Last night at the Palace Theatre, located in Corsicana, Texas, I decided to treat myself to a show. Remembering that this was “Community Theatre”, I paid my cash for a balcony seat, and got ready to enjoy the production. For anyone who’s ever seen “Community Theatre” knows that there is no such thing as a bad show, you can have a great time no matter what. Although ready for the fumbled lines, misinterpreted script, or green actor, last night was a pleasantly different experience. I truly enjoyed the show, just as the people sitting around me. Last night, the players at the palace theatre had a good show. What is a good show? A good show is the ability a theatre company has in keeping an audience engaged, and keeping an audience captivated by what appears spontaneous action on stage.
I believe that it would be safe to say that since September 2008, Freddie Mac & Fannie Mae’s opening act to “Bail Out Blues” has kept the American People both captive and engaged. We’ve seen the American People oohhed and awwed by, debates halted and the first draft failing, with special appearances by Ford, GM, and Chrysler. Secretary Paulson has played a relatively good lead in this production while I believe the most entertaining of them all are the home grown actors: Congress! Maxine Waters put her best foot forward, and Barney Frank has been nominated from my understanding as Best Supporting Actor in a financial crises.
The problem is, the American People, numb from the spirited campaigns, do watch CNN and Fox News with anticipation as if it were a production. Sadly, Capital Hill is producing. With meeting after meeting, and no relief to be in sight, the American People I am sure would rather enjoy an ending at this point, rather or not if it is happy or sad.
Yesterday, some good news did come from the original players. Mortgage finance companies Fannie Mae and Freddie Mac are suspending foreclosures for about 16,000 households during the holiday season. In case you were not aware of what these companies actually do, they buy mortgages on the secondary market, pool them, and sell them as mortgage backed-securities to investors on the open market. As of September 7th, Both players were seized by the American Government, and with their CEO’s tossed out, the institutions are now run by the Government.

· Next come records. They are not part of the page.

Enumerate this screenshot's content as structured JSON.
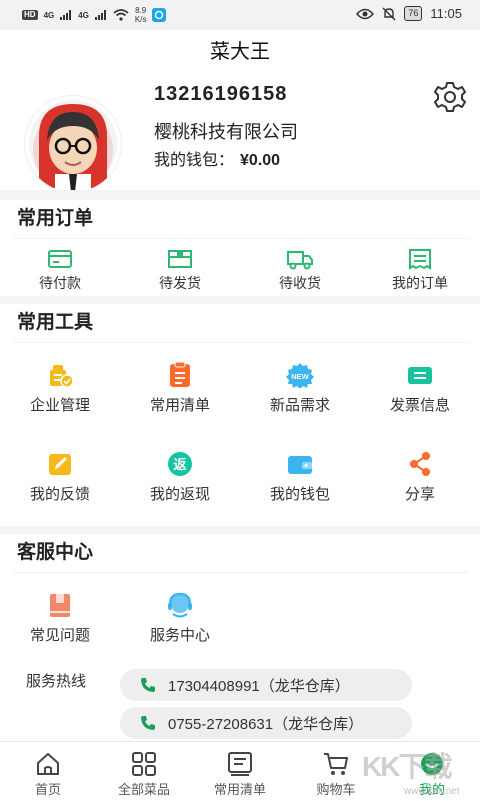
{
  "status_bar": {
    "net1": "HD",
    "sig1": "4G",
    "sig2": "4G",
    "speed_value": "8.9",
    "speed_unit": "K/s",
    "battery": "76",
    "time": "11:05"
  },
  "header": {
    "title": "菜大王"
  },
  "profile": {
    "phone": "13216196158",
    "company": "樱桃科技有限公司",
    "wallet_label": "我的钱包：",
    "wallet_amount": "¥0.00"
  },
  "orders": {
    "title": "常用订单",
    "items": [
      {
        "label": "待付款",
        "icon": "wallet-card-icon"
      },
      {
        "label": "待发货",
        "icon": "package-icon"
      },
      {
        "label": "待收货",
        "icon": "truck-icon"
      },
      {
        "label": "我的订单",
        "icon": "order-list-icon"
      }
    ]
  },
  "tools": {
    "title": "常用工具",
    "items": [
      {
        "label": "企业管理",
        "icon": "enterprise-icon"
      },
      {
        "label": "常用清单",
        "icon": "checklist-icon"
      },
      {
        "label": "新品需求",
        "icon": "new-badge-icon",
        "badge": "NEW"
      },
      {
        "label": "发票信息",
        "icon": "invoice-icon"
      },
      {
        "label": "我的反馈",
        "icon": "feedback-pen-icon"
      },
      {
        "label": "我的返现",
        "icon": "cashback-icon",
        "glyph": "返"
      },
      {
        "label": "我的钱包",
        "icon": "wallet-icon"
      },
      {
        "label": "分享",
        "icon": "share-icon"
      }
    ]
  },
  "service": {
    "title": "客服中心",
    "items": [
      {
        "label": "常见问题",
        "icon": "faq-book-icon"
      },
      {
        "label": "服务中心",
        "icon": "headset-icon"
      }
    ],
    "hotline_label": "服务热线",
    "hotlines": [
      {
        "text": "17304408991（龙华仓库）"
      },
      {
        "text": "0755-27208631（龙华仓库）"
      }
    ]
  },
  "tabbar": {
    "items": [
      {
        "label": "首页",
        "icon": "home-icon"
      },
      {
        "label": "全部菜品",
        "icon": "grid-icon"
      },
      {
        "label": "常用清单",
        "icon": "list-icon"
      },
      {
        "label": "购物车",
        "icon": "cart-icon"
      },
      {
        "label": "我的",
        "icon": "profile-icon",
        "active": true
      }
    ]
  },
  "watermark": {
    "text": "KK下载",
    "url": "www.kkx.net"
  },
  "colors": {
    "accent_green": "#1aa05a",
    "order_icon_green": "#2eb872",
    "tool_orange": "#ff6a2c",
    "tool_yellow": "#f6b91a",
    "tool_teal": "#17c3a0",
    "tool_blue": "#3cb4f0"
  }
}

The fall of these companies, aided Washington in its ability to tell the difference between Main Street and Wall Street. Everyone on Main Street was screaming for a “Bail Out” long before Wall Street took notice. Now understanding the relationship between the two, lawmakers are acting as if they are fighting for “Main Street” again, when they should have been fighting for Main Street in the first place.
Main Street, as we’ve learned, not only effects Wall Street. Japan’s stock market plunged 4 percent Tuesday, its biggest one-day loss in two years, and even with precautions, the uncertainty of “Main Street”, shows the uncertainty of the stability in markets all over the globe.
Who knows, this production could be only a shortlived hit, and one of those award winning shows no one ever remembers; but at this time, we are not sure if the Inauguration will be our lead into intermission, or the closing of a very “Mind & Money” stimulating all star production.